McCaw is finally cleared by the team doctors and will be active on Saturday night for Game 6 against Houston, reports Shams Charania of The Vertical at Yahoo Sports.

The Golden State Warriors are planning to activate swingman Patrick McCaw for Game 6 of the Western Conference finals against the Houston Rockets on Saturday night, league sources told Yahoo Sports.

McCaw, on paper, would help the Warriors — he’s a 6’5″ switchable defender who can provide some offense in transition. That’s especially true if Andre Iguodala is out for Game 6 (his status is a game-time decision). McCaw played about 17 minutes a night for the Warriors during the regular season.
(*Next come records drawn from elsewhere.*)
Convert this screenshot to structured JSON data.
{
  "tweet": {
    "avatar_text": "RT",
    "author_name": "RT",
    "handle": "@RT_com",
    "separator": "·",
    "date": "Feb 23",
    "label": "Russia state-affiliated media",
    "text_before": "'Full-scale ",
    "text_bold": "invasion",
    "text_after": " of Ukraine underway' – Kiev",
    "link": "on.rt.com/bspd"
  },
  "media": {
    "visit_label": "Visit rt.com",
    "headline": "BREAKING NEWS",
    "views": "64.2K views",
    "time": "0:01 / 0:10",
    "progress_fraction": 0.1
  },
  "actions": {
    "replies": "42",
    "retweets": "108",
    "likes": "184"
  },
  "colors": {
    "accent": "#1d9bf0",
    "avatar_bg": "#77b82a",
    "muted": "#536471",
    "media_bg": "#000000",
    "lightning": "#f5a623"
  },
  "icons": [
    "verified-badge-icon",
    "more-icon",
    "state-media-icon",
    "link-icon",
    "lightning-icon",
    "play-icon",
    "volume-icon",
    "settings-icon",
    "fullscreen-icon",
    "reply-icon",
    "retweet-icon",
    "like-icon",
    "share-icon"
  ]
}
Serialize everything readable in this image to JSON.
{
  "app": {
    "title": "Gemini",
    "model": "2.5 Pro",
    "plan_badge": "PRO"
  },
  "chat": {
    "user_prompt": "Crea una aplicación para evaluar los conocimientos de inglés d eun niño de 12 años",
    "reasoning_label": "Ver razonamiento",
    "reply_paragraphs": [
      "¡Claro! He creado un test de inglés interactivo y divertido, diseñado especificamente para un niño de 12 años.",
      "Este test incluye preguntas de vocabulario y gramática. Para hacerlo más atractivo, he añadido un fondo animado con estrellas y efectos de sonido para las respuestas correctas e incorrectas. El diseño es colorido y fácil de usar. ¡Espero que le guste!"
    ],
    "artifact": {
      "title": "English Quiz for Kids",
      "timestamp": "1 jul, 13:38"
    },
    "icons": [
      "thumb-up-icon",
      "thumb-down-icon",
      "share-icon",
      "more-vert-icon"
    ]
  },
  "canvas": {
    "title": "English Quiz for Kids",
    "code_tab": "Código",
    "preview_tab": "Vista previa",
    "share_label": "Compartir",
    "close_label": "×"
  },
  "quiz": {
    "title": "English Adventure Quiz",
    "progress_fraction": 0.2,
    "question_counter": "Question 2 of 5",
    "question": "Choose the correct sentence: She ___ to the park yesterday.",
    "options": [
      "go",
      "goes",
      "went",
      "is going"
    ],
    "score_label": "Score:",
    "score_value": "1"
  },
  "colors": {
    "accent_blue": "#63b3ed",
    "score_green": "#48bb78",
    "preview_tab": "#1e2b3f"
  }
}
However, the idea of taking a second-year player who has not been on a court in six weeks and throwing him into Game 6 of the Western Conference Finals — a win-or-go-fishing game for Golden State — is risky, at best. Don’t expect him to get on the court unless this is a blowout.